One of my biggest regrets of London Film Festival was that I accidentally missed the showing of Regina King’s directorial debut, One Night in Miami. Quickly becoming one of the most exciting films tonlook out for this awards season, the film follows the integral meeting that took place between boxer Cassius Clay (Eli Goree), activist Malcolm X (Kingsley Ben-Adir), football player Jim Brown (Aldis Hodge) and musician Sam Cooke (Leslie Odom Jr.) on the night that Clay became World Champion and leads up to the announcement that he is converting to Islam. Based on the play of the same name written by Kemp Powers, who also wrote the screenplay, One Night in Miami is fully engaging and beautifully shot. In an awards season that is dominated by films directed by women, King stands out as she brings a unique perspective to a film that is heavily dominated by men.
As the film is based on a play, it could have easily slipped into the trap of coming across too “stagey” and over the top. However, Powers did a brilliant job of adapting his script in a way where the location changes and long conversations feel completely natural and brings an authentic pace to the film that doesn’t feel jarring at all. Mixed with King’s ability to weave in the different backstories flawlessly, One Night in Miami tells its story effectively without patronising or spoon feeding the audience. We soon find as the film goes on just how complex each individual’s life is and how their own struggles reflect that of other African-Americans during that time as well as their power and influence to inspire change.
In the lead as activist Malcolm X, Kingsley Ben-Adir is absolutely astonishing. By far one of the most exciting breakouts of this awards season, Ben-Adir perfectly captures Malcolm’s strength and resilience that is often associated with Malcolm whilst also adding in the fearful side as we see Malcolm as a family man who is scared for his own wellbeing and mortality as he grows more paranoid of the FBI and the Nation of Islam. Naturally, Malcolm is the instigator of many conversations and arguments that occur in the film simply because he wants his friends to use their platforms to speak up about racial equality. Of course, this isn’t the first time Malcolm X has been brought to the big screen with the most notable performance coming from Denzel Washington in Spike Lee’s 1992 film, Malcolm X but Ben-Adir holds his own and shows that he is definitely a star on the rise.

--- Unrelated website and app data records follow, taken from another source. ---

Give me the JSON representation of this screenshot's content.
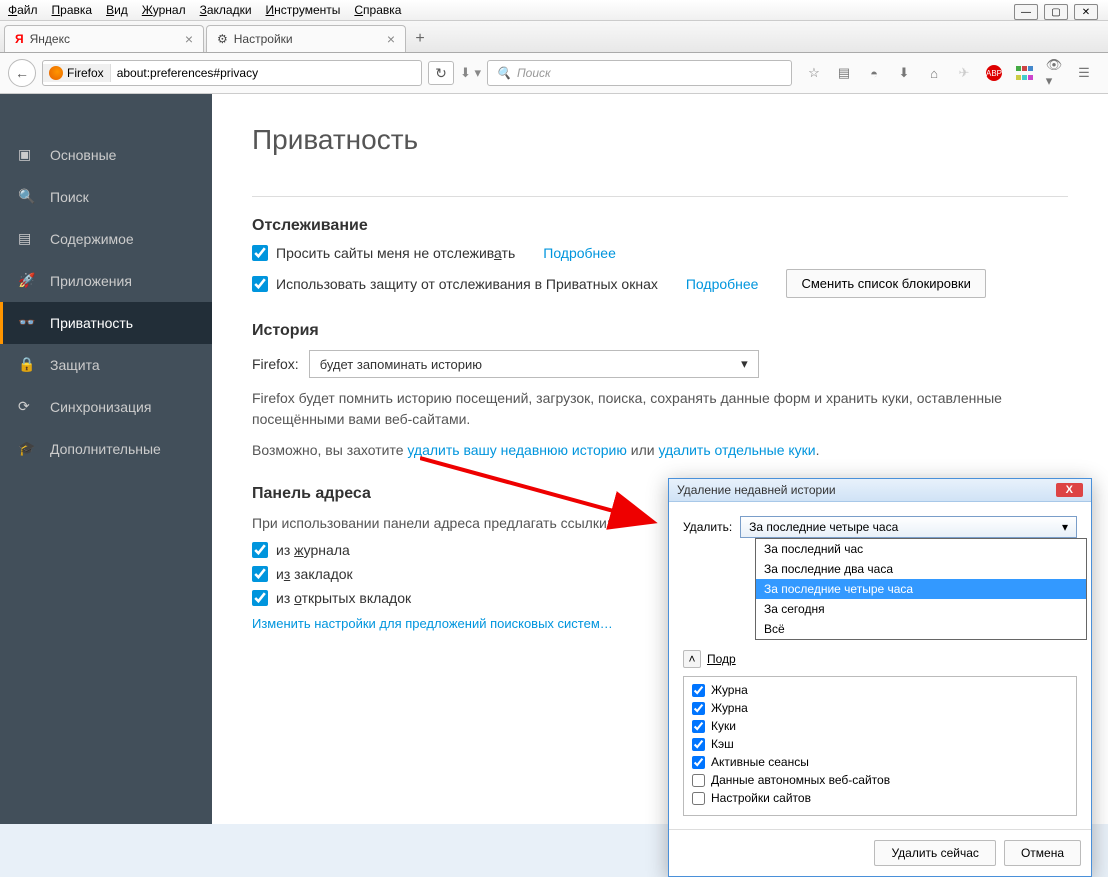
{
  "menu": {
    "items": [
      "Файл",
      "Правка",
      "Вид",
      "Журнал",
      "Закладки",
      "Инструменты",
      "Справка"
    ]
  },
  "tabs": [
    {
      "label": "Яндекс",
      "icon": "yandex"
    },
    {
      "label": "Настройки",
      "icon": "gear"
    }
  ],
  "url": {
    "identity": "Firefox",
    "value": "about:preferences#privacy"
  },
  "search": {
    "placeholder": "Поиск"
  },
  "sidebar": {
    "items": [
      {
        "label": "Основные",
        "icon": "window"
      },
      {
        "label": "Поиск",
        "icon": "search"
      },
      {
        "label": "Содержимое",
        "icon": "doc"
      },
      {
        "label": "Приложения",
        "icon": "rocket"
      },
      {
        "label": "Приватность",
        "icon": "mask",
        "active": true
      },
      {
        "label": "Защита",
        "icon": "lock"
      },
      {
        "label": "Синхронизация",
        "icon": "sync"
      },
      {
        "label": "Дополнительные",
        "icon": "hat"
      }
    ]
  },
  "panel": {
    "title": "Приватность",
    "tracking": {
      "heading": "Отслеживание",
      "do_not_track": "Просить сайты меня не отслеживать",
      "tracking_protection": "Использовать защиту от отслеживания в Приватных окнах",
      "learn_more": "Подробнее",
      "change_blocklist": "Сменить список блокировки"
    },
    "history": {
      "heading": "История",
      "prefix": "Firefox:",
      "mode": "будет запоминать историю",
      "description": "Firefox будет помнить историю посещений, загрузок, поиска, сохранять данные форм и хранить куки, оставленные посещёнными вами веб-сайтами.",
      "maybe": "Возможно, вы захотите ",
      "clear_link": "удалить вашу недавнюю историю",
      "or": " или ",
      "cookies_link": "удалить отдельные куки"
    },
    "addressbar": {
      "heading": "Панель адреса",
      "intro": "При использовании панели адреса предлагать ссылки:",
      "from_journal": "из журнала",
      "from_bookmarks": "из закладок",
      "from_open_tabs": "из открытых вкладок",
      "search_settings": "Изменить настройки для предложений поисковых систем…"
    }
  },
  "dialog": {
    "title": "Удаление недавней истории",
    "delete_label": "Удалить:",
    "selected": "За последние четыре часа",
    "options": [
      "За последний час",
      "За последние два часа",
      "За последние четыре часа",
      "За сегодня",
      "Всё"
    ],
    "details": "Подр",
    "items": [
      {
        "label": "Журна",
        "checked": true
      },
      {
        "label": "Журна",
        "checked": true
      },
      {
        "label": "Куки",
        "checked": true
      },
      {
        "label": "Кэш",
        "checked": true
      },
      {
        "label": "Активные сеансы",
        "checked": true
      },
      {
        "label": "Данные автономных веб-сайтов",
        "checked": false
      },
      {
        "label": "Настройки сайтов",
        "checked": false
      }
    ],
    "ok": "Удалить сейчас",
    "cancel": "Отмена"
  }
}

In support we have Eli Goree, Aldis Hodge and Leslie Odom Jr. as Cassius Clay, Jim Brown and Sam Cooke. Each man a pioneer in their respective field through the worlds of sport and art, Malcolm invites his friends round to discuss the opportunities they have to promote racial equality thanks to the public platform they have. Every actor in this film pulls more than their weight and deliver performances that stay with you long after the film is over but the highlight in support has to be from Leslie Odom Jr. who shines as the conflicted musician Sam Cooke. Cooke is a successful musician who makes his own money and chooses to make music that caters to both black and white people because it makes him rich and allows him to be his own boss. After hearing Bob Dylan’s “Blowin’ in the Wind”, he is inspired to write his own song about racial injustice and the result is “A Change is Gonna Come”. To say that Odom Jr. is the perfect choice for the role is an understatement. He captures Cooke’s personality brilliantly and his voice is spot on, bringing out the passion and love Cooke has for music. It should also be noted by Odom Jr’s performance of the original song “Speak Now” which plays during the ending credits is just as beautiful as the film and I hope it receives an Academy Award come Oscars Night.
Overall, One Night in Miami is a standout among othet directorial debuts by actors because of its simplicity. King has created a film that physically is fairly still but there are a lot of moving pictures as loyalty is questioned and tensions rise. It’ll be excited where her directorial career will take her to next but right now, this film is definitely an important conversation piece that easily holds its own against the heavy hitters that boast extortionate budgets. King will no doubt be amongst the Best Director nominees when it comes to the Academy Awards and deservedly so.
What did you think of One Night in Miami? Let me know in the comments below!
One Night in Miami is available to stream on Amazon Prime now!
One thought on “One Night in Miami (2020)”
[…] One Night in Miami […]